Mr. Richmond lodged a self-defense theory against the State’s murder charges. In support of this theory, Mr. Richmond sought to introduce testimony from several experts. One of the experts was David Predmore. Mr. Predmore was offered to testify about the general effects of methamphetamine consumption on human behavior. According to the defense, this testimony was relevant because high levels of methamphetamine had been found in Mr. Higginbotham’s system at the time of his death.
Although Mr. Richmond was not aware of Mr. Higginbotham’s methamphetamine consumption at the time of the assault, the defense theorized that Mr. Predmore’s testimony was relevant to corroborate Mr. Richmond’s claim that Mr. Higginbotham was behaving aggressively the night of the attack. However, the trial court excluded Mr. Predmore’s testimony as speculative and irrelevant. The jury convicted Mr. Richmond of second degree murder. He appealed.
On appeal, the issue was whether the trial court violated Mr. Richmond’s constitutional right to present a defense by excluding his expert’s testimony.
COURT’S ANALYSIS & CONCLUSIONS
“Mr. Richmond argues the trial court violated his constitutional right to present a
defense by excluding expert testimony,” said the Court of Appeals. “We disagree.”

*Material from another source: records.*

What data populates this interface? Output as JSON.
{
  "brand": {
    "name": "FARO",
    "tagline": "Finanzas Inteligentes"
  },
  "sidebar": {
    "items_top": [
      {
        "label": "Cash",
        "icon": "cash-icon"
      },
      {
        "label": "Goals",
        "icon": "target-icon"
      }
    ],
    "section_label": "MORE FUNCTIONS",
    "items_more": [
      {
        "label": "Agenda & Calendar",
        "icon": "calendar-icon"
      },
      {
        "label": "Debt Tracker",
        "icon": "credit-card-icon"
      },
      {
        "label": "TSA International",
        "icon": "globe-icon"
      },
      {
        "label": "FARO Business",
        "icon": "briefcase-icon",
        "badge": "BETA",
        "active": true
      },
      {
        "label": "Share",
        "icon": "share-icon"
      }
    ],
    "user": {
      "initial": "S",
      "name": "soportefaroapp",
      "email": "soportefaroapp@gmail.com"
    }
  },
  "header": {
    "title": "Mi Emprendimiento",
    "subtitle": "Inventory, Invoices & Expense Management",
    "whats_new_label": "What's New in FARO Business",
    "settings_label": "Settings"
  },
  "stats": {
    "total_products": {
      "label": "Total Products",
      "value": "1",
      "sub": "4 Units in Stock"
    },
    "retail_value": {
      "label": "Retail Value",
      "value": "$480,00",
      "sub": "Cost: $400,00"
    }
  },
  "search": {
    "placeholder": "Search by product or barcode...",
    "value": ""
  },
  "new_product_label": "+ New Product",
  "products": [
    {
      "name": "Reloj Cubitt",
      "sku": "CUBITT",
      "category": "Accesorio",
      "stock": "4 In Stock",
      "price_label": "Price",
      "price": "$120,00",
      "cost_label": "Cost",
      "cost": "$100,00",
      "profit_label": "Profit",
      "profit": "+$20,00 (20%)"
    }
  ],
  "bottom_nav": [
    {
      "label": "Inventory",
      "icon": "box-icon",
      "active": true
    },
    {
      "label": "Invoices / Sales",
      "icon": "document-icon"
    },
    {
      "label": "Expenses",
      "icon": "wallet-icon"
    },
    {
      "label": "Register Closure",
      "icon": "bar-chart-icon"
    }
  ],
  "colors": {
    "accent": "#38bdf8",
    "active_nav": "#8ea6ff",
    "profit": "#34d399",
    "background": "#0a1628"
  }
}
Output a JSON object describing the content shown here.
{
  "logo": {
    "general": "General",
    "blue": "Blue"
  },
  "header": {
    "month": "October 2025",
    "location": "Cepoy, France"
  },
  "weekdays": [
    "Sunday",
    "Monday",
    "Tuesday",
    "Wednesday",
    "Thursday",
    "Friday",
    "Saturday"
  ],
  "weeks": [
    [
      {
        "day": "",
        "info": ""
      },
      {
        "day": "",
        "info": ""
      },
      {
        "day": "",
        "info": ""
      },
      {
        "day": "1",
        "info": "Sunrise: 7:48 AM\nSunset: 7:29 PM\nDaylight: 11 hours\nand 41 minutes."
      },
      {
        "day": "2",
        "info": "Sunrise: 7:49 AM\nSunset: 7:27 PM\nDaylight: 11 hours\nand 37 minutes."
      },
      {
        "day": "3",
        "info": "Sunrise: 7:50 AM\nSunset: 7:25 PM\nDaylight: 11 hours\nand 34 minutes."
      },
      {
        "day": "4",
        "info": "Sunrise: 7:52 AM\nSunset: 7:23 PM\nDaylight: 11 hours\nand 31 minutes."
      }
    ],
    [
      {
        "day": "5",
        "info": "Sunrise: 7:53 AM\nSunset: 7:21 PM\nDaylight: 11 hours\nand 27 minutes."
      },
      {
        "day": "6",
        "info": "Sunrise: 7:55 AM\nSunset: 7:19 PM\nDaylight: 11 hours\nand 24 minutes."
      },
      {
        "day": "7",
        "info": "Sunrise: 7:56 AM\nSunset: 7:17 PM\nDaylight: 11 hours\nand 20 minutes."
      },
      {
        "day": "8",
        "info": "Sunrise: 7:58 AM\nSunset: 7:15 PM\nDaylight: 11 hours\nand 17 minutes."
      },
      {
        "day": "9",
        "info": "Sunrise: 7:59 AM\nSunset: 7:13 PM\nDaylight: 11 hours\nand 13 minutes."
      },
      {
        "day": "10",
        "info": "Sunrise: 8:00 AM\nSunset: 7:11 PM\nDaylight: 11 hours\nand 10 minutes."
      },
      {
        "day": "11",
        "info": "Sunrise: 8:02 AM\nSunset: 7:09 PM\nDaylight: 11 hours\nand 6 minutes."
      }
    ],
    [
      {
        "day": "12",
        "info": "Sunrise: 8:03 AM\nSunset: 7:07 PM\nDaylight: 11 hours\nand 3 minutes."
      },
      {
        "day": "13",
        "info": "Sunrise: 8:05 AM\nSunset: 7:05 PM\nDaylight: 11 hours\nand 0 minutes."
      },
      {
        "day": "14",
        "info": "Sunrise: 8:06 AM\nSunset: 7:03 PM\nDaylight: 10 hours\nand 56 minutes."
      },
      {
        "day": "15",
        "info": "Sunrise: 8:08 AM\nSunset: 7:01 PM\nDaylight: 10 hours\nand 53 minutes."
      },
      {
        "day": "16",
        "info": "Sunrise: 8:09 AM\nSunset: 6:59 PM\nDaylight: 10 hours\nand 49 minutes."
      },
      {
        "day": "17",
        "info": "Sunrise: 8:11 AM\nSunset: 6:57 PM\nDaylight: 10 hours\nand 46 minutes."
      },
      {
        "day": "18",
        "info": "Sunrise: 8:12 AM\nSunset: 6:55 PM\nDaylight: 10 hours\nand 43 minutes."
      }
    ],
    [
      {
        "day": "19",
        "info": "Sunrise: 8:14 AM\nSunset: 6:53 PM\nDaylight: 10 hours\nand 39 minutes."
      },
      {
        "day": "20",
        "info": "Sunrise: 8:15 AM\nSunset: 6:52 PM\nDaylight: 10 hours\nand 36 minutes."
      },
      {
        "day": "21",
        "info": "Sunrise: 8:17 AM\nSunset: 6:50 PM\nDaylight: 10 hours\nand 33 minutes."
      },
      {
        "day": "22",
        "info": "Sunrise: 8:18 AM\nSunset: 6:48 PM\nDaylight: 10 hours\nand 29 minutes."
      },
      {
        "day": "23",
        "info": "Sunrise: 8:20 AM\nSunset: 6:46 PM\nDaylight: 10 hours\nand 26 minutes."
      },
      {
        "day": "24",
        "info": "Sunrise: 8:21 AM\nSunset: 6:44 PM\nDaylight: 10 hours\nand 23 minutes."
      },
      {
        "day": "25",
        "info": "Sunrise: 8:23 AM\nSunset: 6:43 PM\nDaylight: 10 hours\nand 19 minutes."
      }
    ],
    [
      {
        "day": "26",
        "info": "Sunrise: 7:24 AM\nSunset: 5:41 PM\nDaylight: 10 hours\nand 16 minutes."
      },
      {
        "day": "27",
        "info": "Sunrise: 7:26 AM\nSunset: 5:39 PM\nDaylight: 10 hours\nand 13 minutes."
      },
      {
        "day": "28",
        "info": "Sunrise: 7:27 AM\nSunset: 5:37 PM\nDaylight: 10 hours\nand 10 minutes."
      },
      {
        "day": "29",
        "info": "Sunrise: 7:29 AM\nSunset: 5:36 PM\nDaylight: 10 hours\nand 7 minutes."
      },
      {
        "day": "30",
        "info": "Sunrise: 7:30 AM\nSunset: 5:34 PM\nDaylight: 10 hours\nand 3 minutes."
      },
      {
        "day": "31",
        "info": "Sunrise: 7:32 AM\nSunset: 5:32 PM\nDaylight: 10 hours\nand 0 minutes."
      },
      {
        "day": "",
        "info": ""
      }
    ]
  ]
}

The Court of Appeals reasoned that Evidence Rule 702 governs the admissibility of expert testimony. “Under this rule, a witness may provide expert opinion testimony to the jury if (1) the witness is qualified as an expert, and (2) the witness’s testimony would help the trier of fact,” said the Court of Appeals.
“Expert testimony is helpful if it concerns matters beyond the common knowledge of the average layperson and does not mislead the jury. A proposed expert’s testimony is not helpful or relevant if it is based on speculation.”
Furthermore, the Court of Appeals reasoned that the trial court properly excluded Mr. Predmore’s proposed testimony regarding the effects of methamphetamine because it was not shown to be potentially helpful to the jury. “Mr. Predmore had never met or examined Mr. Higginbotham. He had no basis to assess how Mr. Higginbotham’s body may have processed methamphetamine,” said the Court of Appeals. It further reasoned that according to Mr. Predmore’s proposed testimony, methamphetamine can have a wide range of effects. Increased aggression is only one possibility. “It is therefore nothing but speculation to connect Mr. Higginbotham’s methamphetamine use with Mr. Richmond’s claim of victim aggression,” said the Court of Appeals. “The evidence was properly excluded, consistent with long standing case law.”
With that, the Court of Appeals upheld the conviction.
Please contact my office if you, a friend or family member are charged with a crime after responding in self-defense. Hiring competent and experienced counsel is the first step toward receiving a just resolution.